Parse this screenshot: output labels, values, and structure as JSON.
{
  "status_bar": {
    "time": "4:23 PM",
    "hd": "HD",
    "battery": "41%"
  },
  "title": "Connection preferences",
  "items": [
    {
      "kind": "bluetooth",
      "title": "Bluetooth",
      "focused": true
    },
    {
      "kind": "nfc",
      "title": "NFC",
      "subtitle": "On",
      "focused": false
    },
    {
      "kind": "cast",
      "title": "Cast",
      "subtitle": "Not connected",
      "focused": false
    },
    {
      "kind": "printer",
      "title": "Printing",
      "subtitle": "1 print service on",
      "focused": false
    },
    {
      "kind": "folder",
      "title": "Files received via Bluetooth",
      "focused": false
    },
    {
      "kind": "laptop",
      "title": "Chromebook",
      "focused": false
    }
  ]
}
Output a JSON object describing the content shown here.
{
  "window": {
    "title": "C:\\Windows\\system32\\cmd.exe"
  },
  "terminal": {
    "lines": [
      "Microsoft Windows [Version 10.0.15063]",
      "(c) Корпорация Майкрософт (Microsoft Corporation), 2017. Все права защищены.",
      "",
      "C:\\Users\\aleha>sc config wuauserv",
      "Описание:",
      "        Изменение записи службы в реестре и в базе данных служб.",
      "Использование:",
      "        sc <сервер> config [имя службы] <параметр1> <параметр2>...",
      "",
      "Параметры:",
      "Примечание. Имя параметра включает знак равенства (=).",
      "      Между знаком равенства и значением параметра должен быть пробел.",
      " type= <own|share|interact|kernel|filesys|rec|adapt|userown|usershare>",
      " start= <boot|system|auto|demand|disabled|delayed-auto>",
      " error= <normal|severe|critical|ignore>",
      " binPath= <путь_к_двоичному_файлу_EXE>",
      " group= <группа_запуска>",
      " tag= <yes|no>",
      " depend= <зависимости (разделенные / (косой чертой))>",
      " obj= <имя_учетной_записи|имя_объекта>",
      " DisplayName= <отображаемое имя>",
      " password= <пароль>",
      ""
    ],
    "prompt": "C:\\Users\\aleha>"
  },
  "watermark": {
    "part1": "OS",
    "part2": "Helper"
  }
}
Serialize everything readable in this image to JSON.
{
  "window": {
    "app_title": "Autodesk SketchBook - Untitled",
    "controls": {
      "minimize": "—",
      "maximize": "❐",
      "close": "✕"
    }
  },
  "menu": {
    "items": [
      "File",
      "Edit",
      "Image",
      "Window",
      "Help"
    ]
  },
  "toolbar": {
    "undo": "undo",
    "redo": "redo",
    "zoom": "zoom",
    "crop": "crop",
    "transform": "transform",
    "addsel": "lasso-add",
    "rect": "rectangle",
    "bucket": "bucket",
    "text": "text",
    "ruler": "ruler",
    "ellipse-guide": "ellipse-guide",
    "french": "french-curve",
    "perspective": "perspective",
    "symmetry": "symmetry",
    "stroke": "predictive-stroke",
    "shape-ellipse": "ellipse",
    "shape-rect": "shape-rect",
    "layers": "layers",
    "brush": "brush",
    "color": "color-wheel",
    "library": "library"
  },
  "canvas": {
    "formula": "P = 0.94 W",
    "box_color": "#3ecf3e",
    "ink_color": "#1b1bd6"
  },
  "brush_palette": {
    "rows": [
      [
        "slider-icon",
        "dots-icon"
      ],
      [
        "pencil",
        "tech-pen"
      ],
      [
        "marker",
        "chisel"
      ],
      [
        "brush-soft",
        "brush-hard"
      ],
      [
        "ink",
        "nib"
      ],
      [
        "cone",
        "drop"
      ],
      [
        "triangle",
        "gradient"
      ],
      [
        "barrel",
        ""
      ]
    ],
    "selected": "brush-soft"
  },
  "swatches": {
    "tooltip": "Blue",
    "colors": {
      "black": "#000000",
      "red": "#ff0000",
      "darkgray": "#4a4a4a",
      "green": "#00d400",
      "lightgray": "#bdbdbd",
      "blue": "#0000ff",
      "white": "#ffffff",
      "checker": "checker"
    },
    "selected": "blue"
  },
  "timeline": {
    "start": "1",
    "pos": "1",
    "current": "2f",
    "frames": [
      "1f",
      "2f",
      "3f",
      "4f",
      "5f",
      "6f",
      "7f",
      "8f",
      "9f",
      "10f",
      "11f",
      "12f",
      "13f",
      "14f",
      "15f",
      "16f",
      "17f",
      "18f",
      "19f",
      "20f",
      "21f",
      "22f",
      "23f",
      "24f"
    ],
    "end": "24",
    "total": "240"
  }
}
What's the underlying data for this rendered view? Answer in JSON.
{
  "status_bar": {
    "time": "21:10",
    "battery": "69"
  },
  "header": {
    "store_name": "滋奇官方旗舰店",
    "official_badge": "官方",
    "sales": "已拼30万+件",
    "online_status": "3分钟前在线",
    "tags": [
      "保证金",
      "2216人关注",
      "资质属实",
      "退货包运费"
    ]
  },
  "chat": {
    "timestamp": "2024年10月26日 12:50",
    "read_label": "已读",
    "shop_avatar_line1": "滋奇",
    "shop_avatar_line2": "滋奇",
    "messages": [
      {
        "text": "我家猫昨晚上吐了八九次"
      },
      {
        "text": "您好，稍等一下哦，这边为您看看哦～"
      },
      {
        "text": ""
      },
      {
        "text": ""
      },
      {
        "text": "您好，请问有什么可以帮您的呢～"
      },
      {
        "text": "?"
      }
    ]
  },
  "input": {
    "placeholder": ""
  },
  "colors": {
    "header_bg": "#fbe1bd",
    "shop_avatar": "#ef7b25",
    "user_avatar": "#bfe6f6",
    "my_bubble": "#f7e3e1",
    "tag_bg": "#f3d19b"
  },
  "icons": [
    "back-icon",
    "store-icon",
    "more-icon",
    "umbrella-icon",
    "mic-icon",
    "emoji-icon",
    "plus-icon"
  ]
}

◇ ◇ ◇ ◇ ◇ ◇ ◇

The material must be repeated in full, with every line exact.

**EXPECTED ANSWER**
Parse this screenshot: output labels, values, and structure as JSON.
{
  "status_bar": {
    "time": "4:23 PM",
    "hd": "HD",
    "battery": "41%"
  },
  "title": "Connection preferences",
  "items": [
    {
      "kind": "bluetooth",
      "title": "Bluetooth",
      "focused": true
    },
    {
      "kind": "nfc",
      "title": "NFC",
      "subtitle": "On",
      "focused": false
    },
    {
      "kind": "cast",
      "title": "Cast",
      "subtitle": "Not connected",
      "focused": false
    },
    {
      "kind": "printer",
      "title": "Printing",
      "subtitle": "1 print service on",
      "focused": false
    },
    {
      "kind": "folder",
      "title": "Files received via Bluetooth",
      "focused": false
    },
    {
      "kind": "laptop",
      "title": "Chromebook",
      "focused": false
    }
  ]
}
Output a JSON object describing the content shown here.
{
  "window": {
    "title": "C:\\Windows\\system32\\cmd.exe"
  },
  "terminal": {
    "lines": [
      "Microsoft Windows [Version 10.0.15063]",
      "(c) Корпорация Майкрософт (Microsoft Corporation), 2017. Все права защищены.",
      "",
      "C:\\Users\\aleha>sc config wuauserv",
      "Описание:",
      "        Изменение записи службы в реестре и в базе данных служб.",
      "Использование:",
      "        sc <сервер> config [имя службы] <параметр1> <параметр2>...",
      "",
      "Параметры:",
      "Примечание. Имя параметра включает знак равенства (=).",
      "      Между знаком равенства и значением параметра должен быть пробел.",
      " type= <own|share|interact|kernel|filesys|rec|adapt|userown|usershare>",
      " start= <boot|system|auto|demand|disabled|delayed-auto>",
      " error= <normal|severe|critical|ignore>",
      " binPath= <путь_к_двоичному_файлу_EXE>",
      " group= <группа_запуска>",
      " tag= <yes|no>",
      " depend= <зависимости (разделенные / (косой чертой))>",
      " obj= <имя_учетной_записи|имя_объекта>",
      " DisplayName= <отображаемое имя>",
      " password= <пароль>",
      ""
    ],
    "prompt": "C:\\Users\\aleha>"
  },
  "watermark": {
    "part1": "OS",
    "part2": "Helper"
  }
}
Serialize everything readable in this image to JSON.
{
  "window": {
    "app_title": "Autodesk SketchBook - Untitled",
    "controls": {
      "minimize": "—",
      "maximize": "❐",
      "close": "✕"
    }
  },
  "menu": {
    "items": [
      "File",
      "Edit",
      "Image",
      "Window",
      "Help"
    ]
  },
  "toolbar": {
    "undo": "undo",
    "redo": "redo",
    "zoom": "zoom",
    "crop": "crop",
    "transform": "transform",
    "addsel": "lasso-add",
    "rect": "rectangle",
    "bucket": "bucket",
    "text": "text",
    "ruler": "ruler",
    "ellipse-guide": "ellipse-guide",
    "french": "french-curve",
    "perspective": "perspective",
    "symmetry": "symmetry",
    "stroke": "predictive-stroke",
    "shape-ellipse": "ellipse",
    "shape-rect": "shape-rect",
    "layers": "layers",
    "brush": "brush",
    "color": "color-wheel",
    "library": "library"
  },
  "canvas": {
    "formula": "P = 0.94 W",
    "box_color": "#3ecf3e",
    "ink_color": "#1b1bd6"
  },
  "brush_palette": {
    "rows": [
      [
        "slider-icon",
        "dots-icon"
      ],
      [
        "pencil",
        "tech-pen"
      ],
      [
        "marker",
        "chisel"
      ],
      [
        "brush-soft",
        "brush-hard"
      ],
      [
        "ink",
        "nib"
      ],
      [
        "cone",
        "drop"
      ],
      [
        "triangle",
        "gradient"
      ],
      [
        "barrel",
        ""
      ]
    ],
    "selected": "brush-soft"
  },
  "swatches": {
    "tooltip": "Blue",
    "colors": {
      "black": "#000000",
      "red": "#ff0000",
      "darkgray": "#4a4a4a",
      "green": "#00d400",
      "lightgray": "#bdbdbd",
      "blue": "#0000ff",
      "white": "#ffffff",
      "checker": "checker"
    },
    "selected": "blue"
  },
  "timeline": {
    "start": "1",
    "pos": "1",
    "current": "2f",
    "frames": [
      "1f",
      "2f",
      "3f",
      "4f",
      "5f",
      "6f",
      "7f",
      "8f",
      "9f",
      "10f",
      "11f",
      "12f",
      "13f",
      "14f",
      "15f",
      "16f",
      "17f",
      "18f",
      "19f",
      "20f",
      "21f",
      "22f",
      "23f",
      "24f"
    ],
    "end": "24",
    "total": "240"
  }
}
What's the underlying data for this rendered view? Answer in JSON.
{
  "status_bar": {
    "time": "21:10",
    "battery": "69"
  },
  "header": {
    "store_name": "滋奇官方旗舰店",
    "official_badge": "官方",
    "sales": "已拼30万+件",
    "online_status": "3分钟前在线",
    "tags": [
      "保证金",
      "2216人关注",
      "资质属实",
      "退货包运费"
    ]
  },
  "chat": {
    "timestamp": "2024年10月26日 12:50",
    "read_label": "已读",
    "shop_avatar_line1": "滋奇",
    "shop_avatar_line2": "滋奇",
    "messages": [
      {
        "text": "我家猫昨晚上吐了八九次"
      },
      {
        "text": "您好，稍等一下哦，这边为您看看哦～"
      },
      {
        "text": ""
      },
      {
        "text": ""
      },
      {
        "text": "您好，请问有什么可以帮您的呢～"
      },
      {
        "text": "?"
      }
    ]
  },
  "input": {
    "placeholder": ""
  },
  "colors": {
    "header_bg": "#fbe1bd",
    "shop_avatar": "#ef7b25",
    "user_avatar": "#bfe6f6",
    "my_bubble": "#f7e3e1",
    "tag_bg": "#f3d19b"
  },
  "icons": [
    "back-icon",
    "store-icon",
    "more-icon",
    "umbrella-icon",
    "mic-icon",
    "emoji-icon",
    "plus-icon"
  ]
}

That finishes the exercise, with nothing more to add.